Read the first part in this series to see the intro to crowdfunding and cooperative workplaces.
So here is a more concrete example of how we could do this in the real world.
Imagine 100 Daily kos readers borrow $30,000 from lending club. That 30k is borrowed at interest, 10 percent sounds about right. Other daily kos readers fund the loans. Here is the beauty of crowdfudning, no one needs to loan more than $25 dollars, and the note that you receive bears interest. If Kos readers and other regular peer lending investors fund the loans, they will all fund, and they will fund fast.
Now, all of a sudden, we have three million dollars to work with, and that three million dollars can be raised in one week. It's important to remember, this isn't charity, the money people loan will be paid back- with interest, if the business succeeds that is.
So- what to do with that money? first we need to gain community support for a project. Suppose the neighborhood wants a coffee shop, or an co-op food store. well, the people in that community must be willing to shop at that establishment, better yet, they will want to buy into the co-op. Workers will also be able to buyin to the co-op as well. The money that the business earns in profits and in co-op buyins will go towards paying back the original loan.
Profits aren't guaranteed, neither is the business, the only way it is going to succeed is if the local community supports the establishment, and if the business provides something that the local citizens need in their daily lives.
Now here is where it gets interesting, if 1000 member decide to borrow 30k, that is 30million dollars raised. What kind of business co-op could we start with 30 million?
Before the internet, raising cash and awareness were tough. Now, with crowdfudning raising million is the easy part. Getting the community to support a local business with sound ethics might be the harder part.
Always a naysayer in the crowd.
Here is a crystal clear example.
I have lived in neighborhoods in NYC that desperately needed a coffee shop that was kid friendly. Or they needed an organic grocer, or a daycare, or a butcher.
If you can mobilize the locals, and explain that you are going to open a co-op that hires people at livable wages, and that this will be community owned and operated, then you can get it done.
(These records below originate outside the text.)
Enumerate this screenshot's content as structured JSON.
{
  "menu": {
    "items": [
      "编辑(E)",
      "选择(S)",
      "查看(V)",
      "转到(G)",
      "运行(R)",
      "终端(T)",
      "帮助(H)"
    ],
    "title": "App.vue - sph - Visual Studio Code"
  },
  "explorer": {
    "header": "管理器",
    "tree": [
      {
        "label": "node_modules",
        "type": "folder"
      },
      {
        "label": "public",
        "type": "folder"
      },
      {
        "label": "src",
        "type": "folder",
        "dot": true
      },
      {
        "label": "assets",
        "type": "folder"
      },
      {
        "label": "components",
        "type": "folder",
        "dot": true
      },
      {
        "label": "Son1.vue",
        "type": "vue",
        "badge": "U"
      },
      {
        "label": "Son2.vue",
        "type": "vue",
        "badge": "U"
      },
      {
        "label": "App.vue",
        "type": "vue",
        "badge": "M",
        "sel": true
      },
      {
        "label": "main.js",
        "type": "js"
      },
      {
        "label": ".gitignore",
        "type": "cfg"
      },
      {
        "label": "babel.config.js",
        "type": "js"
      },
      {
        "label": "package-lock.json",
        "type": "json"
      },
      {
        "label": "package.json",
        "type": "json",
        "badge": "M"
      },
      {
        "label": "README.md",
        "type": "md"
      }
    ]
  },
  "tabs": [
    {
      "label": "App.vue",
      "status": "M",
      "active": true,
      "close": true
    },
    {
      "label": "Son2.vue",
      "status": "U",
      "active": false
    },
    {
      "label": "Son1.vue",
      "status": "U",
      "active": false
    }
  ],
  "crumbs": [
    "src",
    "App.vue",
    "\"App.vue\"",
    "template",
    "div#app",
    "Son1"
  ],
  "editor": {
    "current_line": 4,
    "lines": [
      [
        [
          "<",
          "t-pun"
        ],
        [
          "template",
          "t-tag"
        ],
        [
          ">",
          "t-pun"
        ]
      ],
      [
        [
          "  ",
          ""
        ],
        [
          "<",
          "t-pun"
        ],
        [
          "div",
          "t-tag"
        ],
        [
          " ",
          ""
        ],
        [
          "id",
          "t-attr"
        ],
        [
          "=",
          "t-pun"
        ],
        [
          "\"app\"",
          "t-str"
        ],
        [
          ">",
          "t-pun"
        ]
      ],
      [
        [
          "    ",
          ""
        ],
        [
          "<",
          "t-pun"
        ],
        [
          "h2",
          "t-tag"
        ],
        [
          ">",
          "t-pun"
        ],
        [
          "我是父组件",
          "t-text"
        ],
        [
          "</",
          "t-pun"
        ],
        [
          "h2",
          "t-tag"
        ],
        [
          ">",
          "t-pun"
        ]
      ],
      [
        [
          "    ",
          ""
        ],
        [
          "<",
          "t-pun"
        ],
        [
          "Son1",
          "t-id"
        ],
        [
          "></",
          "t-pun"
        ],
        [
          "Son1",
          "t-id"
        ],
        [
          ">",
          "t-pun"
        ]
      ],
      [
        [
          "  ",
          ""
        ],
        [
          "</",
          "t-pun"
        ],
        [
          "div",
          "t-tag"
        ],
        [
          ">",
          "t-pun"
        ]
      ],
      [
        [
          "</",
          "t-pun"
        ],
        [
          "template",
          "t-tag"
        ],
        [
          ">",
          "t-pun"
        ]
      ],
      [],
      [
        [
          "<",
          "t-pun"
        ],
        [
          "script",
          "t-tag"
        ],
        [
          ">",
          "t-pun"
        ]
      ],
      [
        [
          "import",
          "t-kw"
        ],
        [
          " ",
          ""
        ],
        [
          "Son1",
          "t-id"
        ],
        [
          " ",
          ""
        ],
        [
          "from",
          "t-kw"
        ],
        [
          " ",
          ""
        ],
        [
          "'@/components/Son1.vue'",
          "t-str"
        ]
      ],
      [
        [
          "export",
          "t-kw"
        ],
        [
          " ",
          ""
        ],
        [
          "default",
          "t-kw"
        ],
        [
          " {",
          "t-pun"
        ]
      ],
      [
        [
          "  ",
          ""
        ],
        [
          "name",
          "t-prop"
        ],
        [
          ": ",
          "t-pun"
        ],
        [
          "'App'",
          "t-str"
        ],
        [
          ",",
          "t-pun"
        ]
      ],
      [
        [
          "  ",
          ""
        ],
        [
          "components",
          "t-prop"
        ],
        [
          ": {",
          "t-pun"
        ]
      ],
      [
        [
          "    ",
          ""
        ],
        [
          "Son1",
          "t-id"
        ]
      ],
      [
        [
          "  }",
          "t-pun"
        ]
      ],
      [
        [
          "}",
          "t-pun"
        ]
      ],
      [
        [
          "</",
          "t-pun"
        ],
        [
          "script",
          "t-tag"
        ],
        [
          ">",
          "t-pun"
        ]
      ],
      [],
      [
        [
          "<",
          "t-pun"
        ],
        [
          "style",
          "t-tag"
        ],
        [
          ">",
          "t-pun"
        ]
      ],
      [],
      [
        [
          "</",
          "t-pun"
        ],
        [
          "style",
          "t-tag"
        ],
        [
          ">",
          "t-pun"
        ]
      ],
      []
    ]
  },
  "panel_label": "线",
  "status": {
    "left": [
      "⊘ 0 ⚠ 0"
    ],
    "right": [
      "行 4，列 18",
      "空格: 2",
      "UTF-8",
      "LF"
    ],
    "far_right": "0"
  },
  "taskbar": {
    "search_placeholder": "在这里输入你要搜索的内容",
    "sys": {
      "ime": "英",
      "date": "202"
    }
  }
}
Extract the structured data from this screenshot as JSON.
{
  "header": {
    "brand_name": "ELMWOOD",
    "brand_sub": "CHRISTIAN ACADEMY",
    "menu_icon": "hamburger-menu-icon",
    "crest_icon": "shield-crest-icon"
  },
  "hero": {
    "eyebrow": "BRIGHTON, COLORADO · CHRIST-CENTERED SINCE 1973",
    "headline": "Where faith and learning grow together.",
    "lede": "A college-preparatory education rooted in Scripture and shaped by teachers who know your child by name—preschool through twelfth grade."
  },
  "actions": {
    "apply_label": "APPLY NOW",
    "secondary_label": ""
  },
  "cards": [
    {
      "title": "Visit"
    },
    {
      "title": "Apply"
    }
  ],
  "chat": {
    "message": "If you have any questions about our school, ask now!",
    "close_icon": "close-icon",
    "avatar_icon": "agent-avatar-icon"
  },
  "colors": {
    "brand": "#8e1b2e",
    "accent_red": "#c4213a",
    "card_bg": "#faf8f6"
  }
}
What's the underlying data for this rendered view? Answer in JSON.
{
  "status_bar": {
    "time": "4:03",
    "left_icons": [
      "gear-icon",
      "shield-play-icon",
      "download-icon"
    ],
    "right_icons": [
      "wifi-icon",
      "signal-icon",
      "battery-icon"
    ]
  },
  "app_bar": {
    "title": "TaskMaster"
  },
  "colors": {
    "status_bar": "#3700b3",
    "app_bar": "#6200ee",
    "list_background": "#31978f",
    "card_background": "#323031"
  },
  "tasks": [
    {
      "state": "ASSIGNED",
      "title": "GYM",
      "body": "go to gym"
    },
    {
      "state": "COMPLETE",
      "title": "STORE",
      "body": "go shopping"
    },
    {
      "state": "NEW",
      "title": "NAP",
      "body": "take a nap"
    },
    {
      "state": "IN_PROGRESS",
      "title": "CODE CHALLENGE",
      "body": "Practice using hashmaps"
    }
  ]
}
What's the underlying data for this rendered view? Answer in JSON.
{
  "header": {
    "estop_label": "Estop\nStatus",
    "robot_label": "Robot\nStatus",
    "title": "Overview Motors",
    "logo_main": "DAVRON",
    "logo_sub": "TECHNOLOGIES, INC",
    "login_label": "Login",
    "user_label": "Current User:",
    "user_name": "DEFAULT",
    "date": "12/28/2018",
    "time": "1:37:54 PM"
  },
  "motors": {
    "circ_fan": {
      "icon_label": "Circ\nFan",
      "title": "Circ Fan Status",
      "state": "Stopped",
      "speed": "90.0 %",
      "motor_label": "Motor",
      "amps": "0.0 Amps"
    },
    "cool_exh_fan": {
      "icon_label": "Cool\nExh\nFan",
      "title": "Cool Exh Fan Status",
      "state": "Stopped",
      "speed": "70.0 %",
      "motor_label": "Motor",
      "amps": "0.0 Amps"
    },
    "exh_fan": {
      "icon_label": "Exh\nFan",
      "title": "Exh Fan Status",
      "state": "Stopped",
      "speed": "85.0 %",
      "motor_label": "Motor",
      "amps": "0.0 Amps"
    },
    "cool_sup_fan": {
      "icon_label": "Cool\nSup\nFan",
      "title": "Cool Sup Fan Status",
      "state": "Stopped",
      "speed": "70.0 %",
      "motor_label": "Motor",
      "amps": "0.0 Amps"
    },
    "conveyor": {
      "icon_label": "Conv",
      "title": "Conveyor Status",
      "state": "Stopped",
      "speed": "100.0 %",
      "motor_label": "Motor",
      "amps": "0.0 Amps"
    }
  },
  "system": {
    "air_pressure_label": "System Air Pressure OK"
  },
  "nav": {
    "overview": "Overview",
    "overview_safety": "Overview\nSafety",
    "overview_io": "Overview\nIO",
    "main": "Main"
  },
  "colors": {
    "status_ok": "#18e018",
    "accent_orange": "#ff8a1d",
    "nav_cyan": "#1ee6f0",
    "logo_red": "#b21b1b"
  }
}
Borrowing a ton of money with the power of crowdfunding is easy. Each person need only invest in 25 dollar increments. Getting people to frequent the business is a different story, and running a profitable business, that is the hard part. If the neighborhood will buy into the co-op, and spend their money there, then it can work.